Trapped blood occurs in approximately 1 in 3 patients who receive any form of sclerotherapy. As mentioned earlier, sclerotherapy causes shrinkage and closure of diseased veins. Often there are sections of incompletely treated veins between segments of completely treated veins. This trapped blood causes noticeable bruising and small segments of lumpy, tender veins but does not usually occur until 2 to 4weeks after the treatment session. To prevent pigmentation, it is important to release all occurrences of trapped blood. This is done with a needle prick and requires no other special care or attention.

Patients who are either immobile or unable to wear grade 2 compressive stockings are not suitable for sclerotherapy. Also patients with a strong history of deep venous thrombosis (DVT) or blood clotting disorder must be treated with extreme caution. The risk of DVT reported in literature has been in the range of 1 in 200 to 1 in 500.

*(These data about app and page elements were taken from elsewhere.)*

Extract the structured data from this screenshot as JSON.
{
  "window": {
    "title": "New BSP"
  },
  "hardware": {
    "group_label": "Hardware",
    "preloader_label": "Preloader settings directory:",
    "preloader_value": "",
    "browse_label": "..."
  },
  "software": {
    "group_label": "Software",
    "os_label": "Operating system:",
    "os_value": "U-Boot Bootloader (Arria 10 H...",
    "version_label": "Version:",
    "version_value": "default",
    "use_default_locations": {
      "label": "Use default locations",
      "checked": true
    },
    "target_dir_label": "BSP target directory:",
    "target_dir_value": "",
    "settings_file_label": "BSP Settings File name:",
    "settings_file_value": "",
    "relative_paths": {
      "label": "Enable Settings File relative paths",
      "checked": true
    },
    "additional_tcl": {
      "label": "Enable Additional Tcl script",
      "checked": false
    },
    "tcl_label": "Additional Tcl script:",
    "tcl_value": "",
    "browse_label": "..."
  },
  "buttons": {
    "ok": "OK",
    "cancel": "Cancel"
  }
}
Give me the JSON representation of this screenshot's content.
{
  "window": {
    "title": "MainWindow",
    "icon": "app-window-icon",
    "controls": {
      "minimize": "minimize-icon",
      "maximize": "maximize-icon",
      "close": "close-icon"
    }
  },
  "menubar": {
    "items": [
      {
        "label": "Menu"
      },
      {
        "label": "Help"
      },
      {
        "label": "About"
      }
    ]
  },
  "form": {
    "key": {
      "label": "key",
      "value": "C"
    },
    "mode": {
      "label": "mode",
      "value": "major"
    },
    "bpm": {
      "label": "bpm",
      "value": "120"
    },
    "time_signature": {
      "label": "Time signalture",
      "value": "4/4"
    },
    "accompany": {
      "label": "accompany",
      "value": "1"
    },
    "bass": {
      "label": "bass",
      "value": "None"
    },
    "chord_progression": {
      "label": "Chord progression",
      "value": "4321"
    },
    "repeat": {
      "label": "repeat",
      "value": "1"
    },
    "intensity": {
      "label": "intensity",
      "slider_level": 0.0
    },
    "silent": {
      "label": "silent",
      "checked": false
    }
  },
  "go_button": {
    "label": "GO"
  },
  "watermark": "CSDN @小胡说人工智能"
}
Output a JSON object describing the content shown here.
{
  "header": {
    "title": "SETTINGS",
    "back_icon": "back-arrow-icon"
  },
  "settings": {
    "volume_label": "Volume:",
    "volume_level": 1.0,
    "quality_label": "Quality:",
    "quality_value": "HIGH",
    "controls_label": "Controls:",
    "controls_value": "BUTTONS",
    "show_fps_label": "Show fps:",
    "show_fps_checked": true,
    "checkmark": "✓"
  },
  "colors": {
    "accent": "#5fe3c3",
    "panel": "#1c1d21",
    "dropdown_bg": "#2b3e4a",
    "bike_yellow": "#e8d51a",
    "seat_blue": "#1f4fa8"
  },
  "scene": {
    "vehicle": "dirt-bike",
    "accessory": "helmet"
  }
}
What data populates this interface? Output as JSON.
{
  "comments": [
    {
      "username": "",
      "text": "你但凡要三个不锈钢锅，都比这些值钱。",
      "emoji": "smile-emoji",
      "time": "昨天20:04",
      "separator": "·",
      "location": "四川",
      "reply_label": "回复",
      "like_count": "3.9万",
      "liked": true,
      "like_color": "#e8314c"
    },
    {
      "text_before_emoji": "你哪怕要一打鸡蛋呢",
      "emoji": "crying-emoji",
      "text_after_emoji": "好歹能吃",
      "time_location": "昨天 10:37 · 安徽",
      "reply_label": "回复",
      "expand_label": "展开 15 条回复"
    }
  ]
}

Generally, veins treated adequately by sclerotherapy do not recur.

It is more important, however, to understand that the underlying weakness in the vein walls is not corrected by sclerotherapy and therefore new vessels will be expected to appear with time.

An annual “check-up” is recommended to detect the development of new veins earlier which can then be treated more readily. Future sclerotherapy treatments should be expected in almost all cases.

The ultrasound guided sclerotherapy procedure takes approximately 30 minutes to 1 hour.

Venous reflux in the greater saphenous or other superficial veins actually interferes with the normal venous return of blood. Closing or removing these areas improves venous circulation as blood is diverted to normal veins with functional valves. The resulting improvement in venous circulation significantly relieves symptoms and improves appearance. Blood will flow through the deeper leg veins. Keep in mind that the varicose vein was already working poorly.

In addition, dilated and malfunctioning varicose veins can be used for bypass surgery.